All of the records are to be reproduced exactly.

* **The data**
=== Begin Enclosure ===

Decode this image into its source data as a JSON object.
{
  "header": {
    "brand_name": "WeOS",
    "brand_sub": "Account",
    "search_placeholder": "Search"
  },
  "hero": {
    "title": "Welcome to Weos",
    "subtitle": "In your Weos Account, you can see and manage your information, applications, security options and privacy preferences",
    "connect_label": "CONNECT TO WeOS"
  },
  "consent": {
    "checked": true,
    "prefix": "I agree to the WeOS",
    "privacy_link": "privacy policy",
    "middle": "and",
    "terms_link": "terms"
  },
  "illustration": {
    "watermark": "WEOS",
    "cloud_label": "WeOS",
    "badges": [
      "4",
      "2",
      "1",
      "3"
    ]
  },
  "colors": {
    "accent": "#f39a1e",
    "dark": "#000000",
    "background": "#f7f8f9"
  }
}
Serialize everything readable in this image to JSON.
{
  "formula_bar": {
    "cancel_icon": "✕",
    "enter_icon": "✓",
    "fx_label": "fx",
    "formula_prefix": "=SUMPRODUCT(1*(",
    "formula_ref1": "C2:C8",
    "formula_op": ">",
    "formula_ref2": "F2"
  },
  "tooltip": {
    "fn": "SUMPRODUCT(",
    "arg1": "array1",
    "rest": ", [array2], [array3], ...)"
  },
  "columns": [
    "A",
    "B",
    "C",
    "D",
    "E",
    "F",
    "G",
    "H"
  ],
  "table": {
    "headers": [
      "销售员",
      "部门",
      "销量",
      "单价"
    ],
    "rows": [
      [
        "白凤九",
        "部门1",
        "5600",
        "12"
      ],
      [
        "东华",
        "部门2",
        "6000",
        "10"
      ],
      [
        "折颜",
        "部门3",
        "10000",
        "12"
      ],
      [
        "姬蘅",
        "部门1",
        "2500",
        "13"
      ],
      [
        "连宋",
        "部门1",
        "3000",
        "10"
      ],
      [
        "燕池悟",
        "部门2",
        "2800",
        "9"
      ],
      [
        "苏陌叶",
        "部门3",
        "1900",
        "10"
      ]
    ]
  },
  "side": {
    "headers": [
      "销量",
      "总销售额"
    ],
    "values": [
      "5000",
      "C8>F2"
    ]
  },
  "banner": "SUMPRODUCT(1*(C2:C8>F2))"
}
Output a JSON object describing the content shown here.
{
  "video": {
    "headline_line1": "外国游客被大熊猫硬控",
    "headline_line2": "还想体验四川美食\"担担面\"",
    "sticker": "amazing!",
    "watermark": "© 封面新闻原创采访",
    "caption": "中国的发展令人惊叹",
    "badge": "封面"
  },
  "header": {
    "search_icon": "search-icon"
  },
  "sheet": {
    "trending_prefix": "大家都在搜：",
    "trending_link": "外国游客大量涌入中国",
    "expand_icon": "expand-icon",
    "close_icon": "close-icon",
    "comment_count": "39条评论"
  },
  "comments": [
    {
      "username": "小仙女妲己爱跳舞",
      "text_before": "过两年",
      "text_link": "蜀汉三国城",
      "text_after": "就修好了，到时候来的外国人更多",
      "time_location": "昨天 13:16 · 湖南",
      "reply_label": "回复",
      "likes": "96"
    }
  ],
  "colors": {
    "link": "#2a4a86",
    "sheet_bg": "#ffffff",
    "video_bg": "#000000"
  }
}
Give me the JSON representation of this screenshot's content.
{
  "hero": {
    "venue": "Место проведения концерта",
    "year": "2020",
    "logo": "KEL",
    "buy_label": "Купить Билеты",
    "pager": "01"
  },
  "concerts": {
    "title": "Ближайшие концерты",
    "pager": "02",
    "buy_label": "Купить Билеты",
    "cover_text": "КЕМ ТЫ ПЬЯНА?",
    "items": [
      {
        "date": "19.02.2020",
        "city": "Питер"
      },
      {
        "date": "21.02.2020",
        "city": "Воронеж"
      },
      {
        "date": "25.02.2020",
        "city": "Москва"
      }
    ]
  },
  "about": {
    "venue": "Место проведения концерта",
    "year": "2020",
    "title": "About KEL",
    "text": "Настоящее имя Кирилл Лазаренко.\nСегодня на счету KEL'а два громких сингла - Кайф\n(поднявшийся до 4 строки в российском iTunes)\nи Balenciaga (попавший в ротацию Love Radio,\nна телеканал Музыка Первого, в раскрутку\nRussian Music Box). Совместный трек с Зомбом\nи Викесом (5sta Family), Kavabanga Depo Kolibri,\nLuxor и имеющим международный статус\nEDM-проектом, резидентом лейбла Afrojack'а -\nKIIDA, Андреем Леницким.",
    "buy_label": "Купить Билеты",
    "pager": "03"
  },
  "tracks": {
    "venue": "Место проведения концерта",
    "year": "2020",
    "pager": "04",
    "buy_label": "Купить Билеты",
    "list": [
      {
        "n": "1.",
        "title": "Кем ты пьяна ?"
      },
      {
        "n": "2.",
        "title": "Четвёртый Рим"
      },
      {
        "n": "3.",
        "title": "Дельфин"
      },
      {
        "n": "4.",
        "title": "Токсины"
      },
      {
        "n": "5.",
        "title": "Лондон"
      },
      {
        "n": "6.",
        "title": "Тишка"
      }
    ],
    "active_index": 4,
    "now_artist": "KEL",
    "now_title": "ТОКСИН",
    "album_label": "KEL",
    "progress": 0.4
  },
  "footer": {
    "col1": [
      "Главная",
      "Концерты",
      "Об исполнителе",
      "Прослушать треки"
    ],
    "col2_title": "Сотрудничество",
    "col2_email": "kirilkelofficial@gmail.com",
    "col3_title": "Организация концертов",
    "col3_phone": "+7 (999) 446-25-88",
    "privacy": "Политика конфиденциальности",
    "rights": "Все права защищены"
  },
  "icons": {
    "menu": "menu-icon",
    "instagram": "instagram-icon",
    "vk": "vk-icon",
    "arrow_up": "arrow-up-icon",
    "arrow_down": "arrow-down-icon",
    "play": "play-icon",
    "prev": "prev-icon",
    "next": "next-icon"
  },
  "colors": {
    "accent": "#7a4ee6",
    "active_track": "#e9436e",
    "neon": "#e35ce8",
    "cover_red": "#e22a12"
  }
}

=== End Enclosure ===

* **Task response**
Decode this image into its source data as a JSON object.
{
  "header": {
    "brand_name": "WeOS",
    "brand_sub": "Account",
    "search_placeholder": "Search"
  },
  "hero": {
    "title": "Welcome to Weos",
    "subtitle": "In your Weos Account, you can see and manage your information, applications, security options and privacy preferences",
    "connect_label": "CONNECT TO WeOS"
  },
  "consent": {
    "checked": true,
    "prefix": "I agree to the WeOS",
    "privacy_link": "privacy policy",
    "middle": "and",
    "terms_link": "terms"
  },
  "illustration": {
    "watermark": "WEOS",
    "cloud_label": "WeOS",
    "badges": [
      "4",
      "2",
      "1",
      "3"
    ]
  },
  "colors": {
    "accent": "#f39a1e",
    "dark": "#000000",
    "background": "#f7f8f9"
  }
}
Serialize everything readable in this image to JSON.
{
  "formula_bar": {
    "cancel_icon": "✕",
    "enter_icon": "✓",
    "fx_label": "fx",
    "formula_prefix": "=SUMPRODUCT(1*(",
    "formula_ref1": "C2:C8",
    "formula_op": ">",
    "formula_ref2": "F2"
  },
  "tooltip": {
    "fn": "SUMPRODUCT(",
    "arg1": "array1",
    "rest": ", [array2], [array3], ...)"
  },
  "columns": [
    "A",
    "B",
    "C",
    "D",
    "E",
    "F",
    "G",
    "H"
  ],
  "table": {
    "headers": [
      "销售员",
      "部门",
      "销量",
      "单价"
    ],
    "rows": [
      [
        "白凤九",
        "部门1",
        "5600",
        "12"
      ],
      [
        "东华",
        "部门2",
        "6000",
        "10"
      ],
      [
        "折颜",
        "部门3",
        "10000",
        "12"
      ],
      [
        "姬蘅",
        "部门1",
        "2500",
        "13"
      ],
      [
        "连宋",
        "部门1",
        "3000",
        "10"
      ],
      [
        "燕池悟",
        "部门2",
        "2800",
        "9"
      ],
      [
        "苏陌叶",
        "部门3",
        "1900",
        "10"
      ]
    ]
  },
  "side": {
    "headers": [
      "销量",
      "总销售额"
    ],
    "values": [
      "5000",
      "C8>F2"
    ]
  },
  "banner": "SUMPRODUCT(1*(C2:C8>F2))"
}
Output a JSON object describing the content shown here.
{
  "video": {
    "headline_line1": "外国游客被大熊猫硬控",
    "headline_line2": "还想体验四川美食\"担担面\"",
    "sticker": "amazing!",
    "watermark": "© 封面新闻原创采访",
    "caption": "中国的发展令人惊叹",
    "badge": "封面"
  },
  "header": {
    "search_icon": "search-icon"
  },
  "sheet": {
    "trending_prefix": "大家都在搜：",
    "trending_link": "外国游客大量涌入中国",
    "expand_icon": "expand-icon",
    "close_icon": "close-icon",
    "comment_count": "39条评论"
  },
  "comments": [
    {
      "username": "小仙女妲己爱跳舞",
      "text_before": "过两年",
      "text_link": "蜀汉三国城",
      "text_after": "就修好了，到时候来的外国人更多",
      "time_location": "昨天 13:16 · 湖南",
      "reply_label": "回复",
      "likes": "96"
    }
  ],
  "colors": {
    "link": "#2a4a86",
    "sheet_bg": "#ffffff",
    "video_bg": "#000000"
  }
}
Give me the JSON representation of this screenshot's content.
{
  "hero": {
    "venue": "Место проведения концерта",
    "year": "2020",
    "logo": "KEL",
    "buy_label": "Купить Билеты",
    "pager": "01"
  },
  "concerts": {
    "title": "Ближайшие концерты",
    "pager": "02",
    "buy_label": "Купить Билеты",
    "cover_text": "КЕМ ТЫ ПЬЯНА?",
    "items": [
      {
        "date": "19.02.2020",
        "city": "Питер"
      },
      {
        "date": "21.02.2020",
        "city": "Воронеж"
      },
      {
        "date": "25.02.2020",
        "city": "Москва"
      }
    ]
  },
  "about": {
    "venue": "Место проведения концерта",
    "year": "2020",
    "title": "About KEL",
    "text": "Настоящее имя Кирилл Лазаренко.\nСегодня на счету KEL'а два громких сингла - Кайф\n(поднявшийся до 4 строки в российском iTunes)\nи Balenciaga (попавший в ротацию Love Radio,\nна телеканал Музыка Первого, в раскрутку\nRussian Music Box). Совместный трек с Зомбом\nи Викесом (5sta Family), Kavabanga Depo Kolibri,\nLuxor и имеющим международный статус\nEDM-проектом, резидентом лейбла Afrojack'а -\nKIIDA, Андреем Леницким.",
    "buy_label": "Купить Билеты",
    "pager": "03"
  },
  "tracks": {
    "venue": "Место проведения концерта",
    "year": "2020",
    "pager": "04",
    "buy_label": "Купить Билеты",
    "list": [
      {
        "n": "1.",
        "title": "Кем ты пьяна ?"
      },
      {
        "n": "2.",
        "title": "Четвёртый Рим"
      },
      {
        "n": "3.",
        "title": "Дельфин"
      },
      {
        "n": "4.",
        "title": "Токсины"
      },
      {
        "n": "5.",
        "title": "Лондон"
      },
      {
        "n": "6.",
        "title": "Тишка"
      }
    ],
    "active_index": 4,
    "now_artist": "KEL",
    "now_title": "ТОКСИН",
    "album_label": "KEL",
    "progress": 0.4
  },
  "footer": {
    "col1": [
      "Главная",
      "Концерты",
      "Об исполнителе",
      "Прослушать треки"
    ],
    "col2_title": "Сотрудничество",
    "col2_email": "kirilkelofficial@gmail.com",
    "col3_title": "Организация концертов",
    "col3_phone": "+7 (999) 446-25-88",
    "privacy": "Политика конфиденциальности",
    "rights": "Все права защищены"
  },
  "icons": {
    "menu": "menu-icon",
    "instagram": "instagram-icon",
    "vk": "vk-icon",
    "arrow_up": "arrow-up-icon",
    "arrow_down": "arrow-down-icon",
    "play": "play-icon",
    "prev": "prev-icon",
    "next": "next-icon"
  },
  "colors": {
    "accent": "#7a4ee6",
    "active_track": "#e9436e",
    "neon": "#e35ce8",
    "cover_red": "#e22a12"
  }
}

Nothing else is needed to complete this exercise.